authored by Margaret Cam, the director of the Microarray Core Lab at the National Institute of Diabetes and Digestive and Kidney Disorders, and others [Nucleic Acids Res. 2003 Oct 1;31(19):5676-84
“The Cam paper showed poor correlation across platforms,” he said. He pointed out that some of the paper’s results could be explained by unrefined probe mapping techniques, an issue that the MAQC study addressed.
“Concordance has been a point of contention because some previous published papers reported that they could not get reproducible results. The MAQC study resolves this controversy.”
Cam’s study was similar to the MAQC project, but on a smaller scale. The study compared results of gene expression measurements from identical RNA preparations using three commercially available microarray platforms.
“RNA was labeled and hybridized to microarrays from three major suppliers according to manufacturers' protocols, and gene expression measurements were obtained using each platform's standard software,” the Cam paper’s abstract states. However, “correlations in gene expression levels and comparisons for significant gene expression changes … showed considerable divergence across the different platforms, suggesting the need for establishing industrial manufacturing standards, and further independent and thorough validation of the technology.”
But despite the apparent similarity, Cam said that the results of her paper and the papers published by the MAQC project are incomparable because the MAQC study did not use a “real biological study” to gauge concordance.
“I believe the MAQC project is an important one in that the level of cross-platform concordance in this study represents the ceiling of what to expect from the technology at this point in time,” Cam told BioArray News this week.
“It's all about signal to noise, and the current study has demonstrated that with large signal to noise ratio, using technical replicates from very different samples, one can get the sort of concordance observed in this study,” she said.
“However, it is incomparable to previously published cross-platform comparisons that have used the framework of a real biological study — using biological replicates with relatively small differences between groups — to measure concordance rates,” Cam added.
Cam said that, from her perspective, researchers will benefit primarily from the public availability of the MAQC data.
“I am very encouraged by the fact that the data has been made public, and am looking forward to seeing this data analyzed by others,” she said.
Roger Bumgarner, the director of the Center for Expression Analysis at the University of Washington in Seattle who is unaffiliated with MAQC, agreed with Cam’s assessment.

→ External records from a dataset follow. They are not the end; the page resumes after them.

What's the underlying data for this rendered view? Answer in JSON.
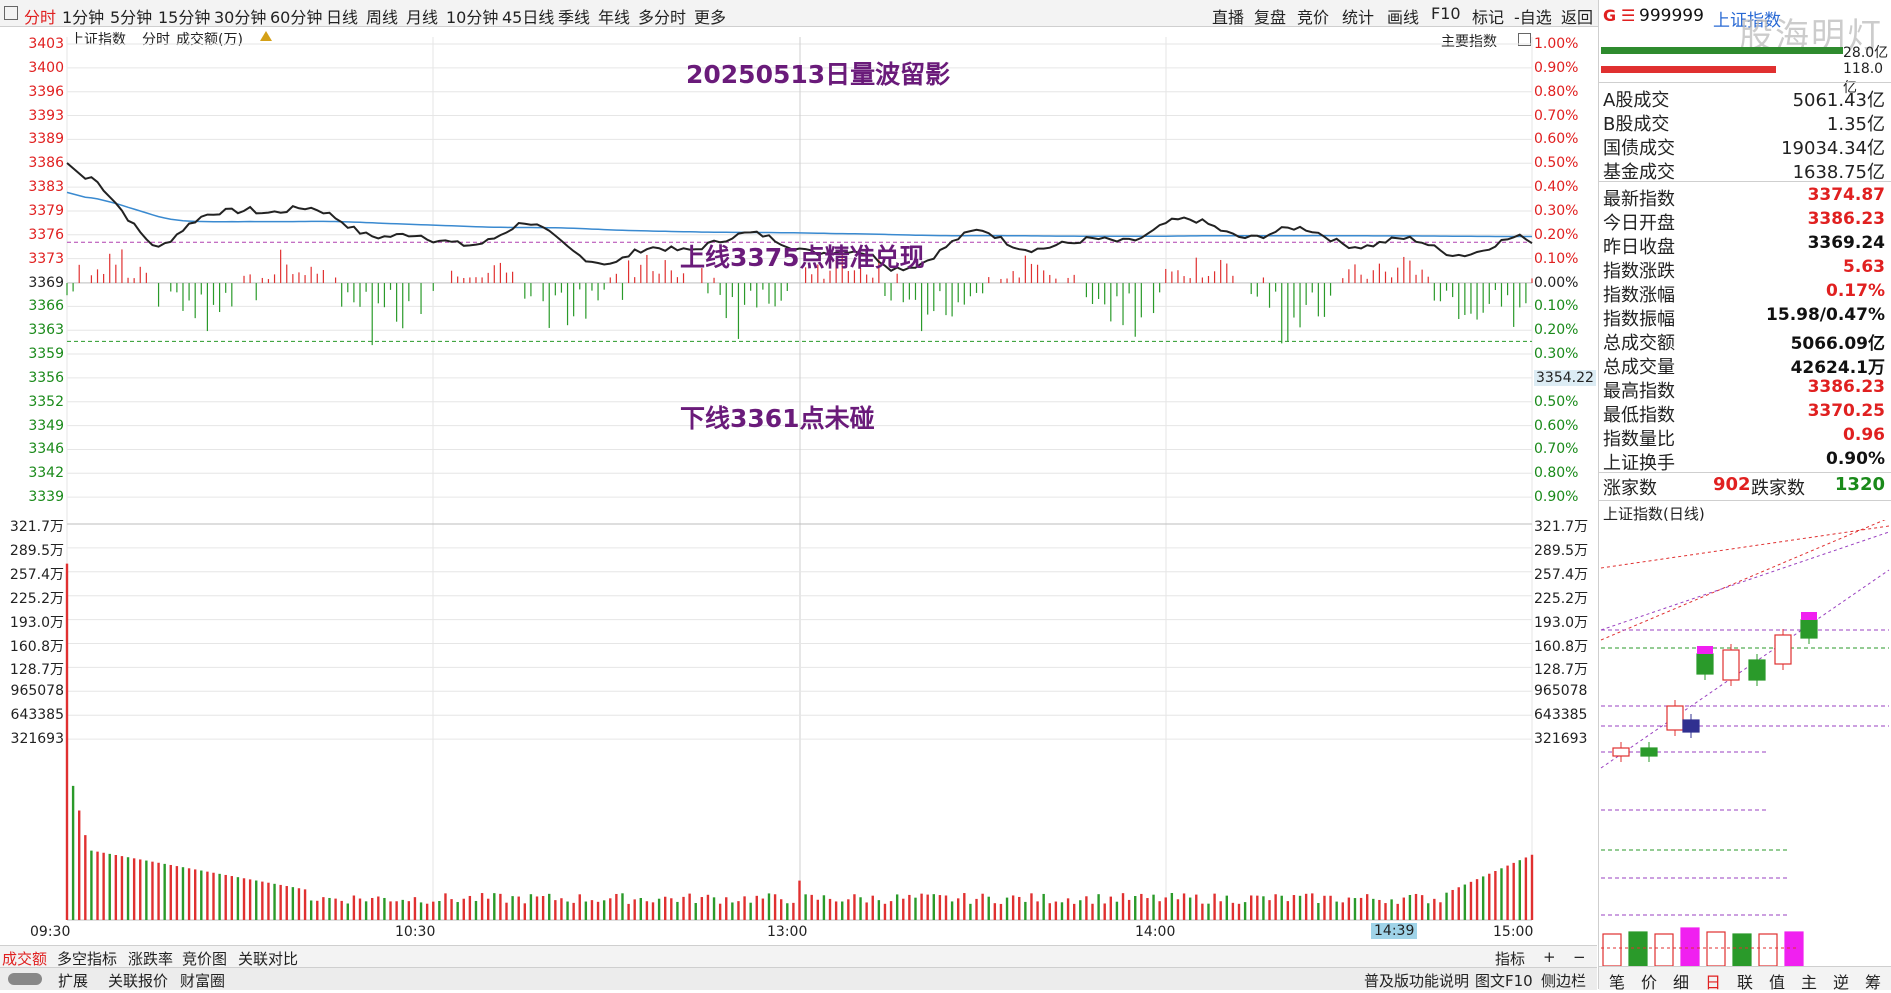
{
  "toolbar": {
    "icon": "panel-toggle-icon",
    "left_items": [
      "分时",
      "1分钟",
      "5分钟",
      "15分钟",
      "30分钟",
      "60分钟",
      "日线",
      "周线",
      "月线",
      "10分钟",
      "45日线",
      "季线",
      "年线",
      "多分时",
      "更多"
    ],
    "active": "分时",
    "right_items": [
      "直播",
      "复盘",
      "竞价",
      "统计",
      "画线",
      "F10",
      "标记",
      "-自选",
      "返回"
    ]
  },
  "chart_header": {
    "index_name": "上证指数",
    "mode": "分时",
    "volume_label": "成交额(万)",
    "right_label": "主要指数"
  },
  "annotations": {
    "title": "20250513日量波留影",
    "upper": "上线3375点精准兑现",
    "lower": "下线3361点未碰"
  },
  "price_axis": {
    "left": [
      "3403",
      "3400",
      "3396",
      "3393",
      "3389",
      "3386",
      "3383",
      "3379",
      "3376",
      "3373",
      "3369",
      "3366",
      "3363",
      "3359",
      "3356",
      "3352",
      "3349",
      "3346",
      "3342",
      "3339"
    ],
    "right": [
      "1.00%",
      "0.90%",
      "0.80%",
      "0.70%",
      "0.60%",
      "0.50%",
      "0.40%",
      "0.30%",
      "0.20%",
      "0.10%",
      "0.00%",
      "0.10%",
      "0.20%",
      "0.30%",
      "",
      "0.50%",
      "0.60%",
      "0.70%",
      "0.80%",
      "0.90%"
    ],
    "marker": "3354.22"
  },
  "volume_axis": {
    "left": [
      "321.7万",
      "289.5万",
      "257.4万",
      "225.2万",
      "193.0万",
      "160.8万",
      "128.7万",
      "965078",
      "643385",
      "321693"
    ],
    "right": [
      "321.7万",
      "289.5万",
      "257.4万",
      "225.2万",
      "193.0万",
      "160.8万",
      "128.7万",
      "965078",
      "643385",
      "321693"
    ]
  },
  "time_axis": [
    "09:30",
    "10:30",
    "13:00",
    "14:00",
    "15:00"
  ],
  "cursor_time": "14:39",
  "chart_data": {
    "type": "line",
    "x": [
      "09:30",
      "09:45",
      "10:00",
      "10:15",
      "10:30",
      "10:45",
      "11:00",
      "11:15",
      "11:30/13:00",
      "13:15",
      "13:30",
      "13:45",
      "14:00",
      "14:15",
      "14:30",
      "14:45",
      "15:00"
    ],
    "series": [
      {
        "name": "上证指数",
        "values": [
          3386.2,
          3375.0,
          3380.5,
          3378.0,
          3374.5,
          3377.0,
          3372.0,
          3375.5,
          3375.0,
          3371.5,
          3376.0,
          3374.0,
          3377.5,
          3376.5,
          3375.5,
          3374.0,
          3374.87
        ]
      }
    ],
    "ylim": [
      3337,
      3405
    ],
    "reference": {
      "prev_close": 3369.24,
      "upper_line": 3375,
      "lower_line": 3361
    }
  },
  "bottom_tabs": [
    "成交额",
    "多空指标",
    "涨跌率",
    "竞价图",
    "关联对比"
  ],
  "bottom_right": [
    "指标",
    "+",
    "−"
  ],
  "status_bar": {
    "left": [
      "扩展",
      "关联报价",
      "财富圈"
    ],
    "right": [
      "普及版功能说明",
      "图文F10",
      "侧边栏"
    ]
  },
  "panel": {
    "code": "999999",
    "name": "上证指数",
    "watermark": "股海明灯",
    "bar_labels": [
      "28.0亿",
      "118.0亿"
    ],
    "turnover": [
      {
        "k": "A股成交",
        "v": "5061.43亿"
      },
      {
        "k": "B股成交",
        "v": "1.35亿"
      },
      {
        "k": "国债成交",
        "v": "19034.34亿"
      },
      {
        "k": "基金成交",
        "v": "1638.75亿"
      }
    ],
    "stats": [
      {
        "k": "最新指数",
        "v": "3374.87",
        "red": true
      },
      {
        "k": "今日开盘",
        "v": "3386.23",
        "red": true
      },
      {
        "k": "昨日收盘",
        "v": "3369.24",
        "red": false
      },
      {
        "k": "指数涨跌",
        "v": "5.63",
        "red": true
      },
      {
        "k": "指数涨幅",
        "v": "0.17%",
        "red": true
      },
      {
        "k": "指数振幅",
        "v": "15.98/0.47%",
        "red": false
      },
      {
        "k": "总成交额",
        "v": "5066.09亿",
        "red": false
      },
      {
        "k": "总成交量",
        "v": "42624.1万",
        "red": false
      },
      {
        "k": "最高指数",
        "v": "3386.23",
        "red": true
      },
      {
        "k": "最低指数",
        "v": "3370.25",
        "red": true
      },
      {
        "k": "指数量比",
        "v": "0.96",
        "red": true
      },
      {
        "k": "上证换手",
        "v": "0.90%",
        "red": false
      }
    ],
    "breadth": {
      "up_label": "涨家数",
      "up": "902",
      "down_label": "跌家数",
      "down": "1320"
    },
    "daily_title": "上证指数(日线)",
    "bottom_buttons": [
      "笔",
      "价",
      "细",
      "日",
      "联",
      "值",
      "主",
      "逆",
      "筹"
    ]
  }
}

“It is quite nice to have a large body of mostly well-designed and published research to which we can point others,” Bumgarner told BioArray News.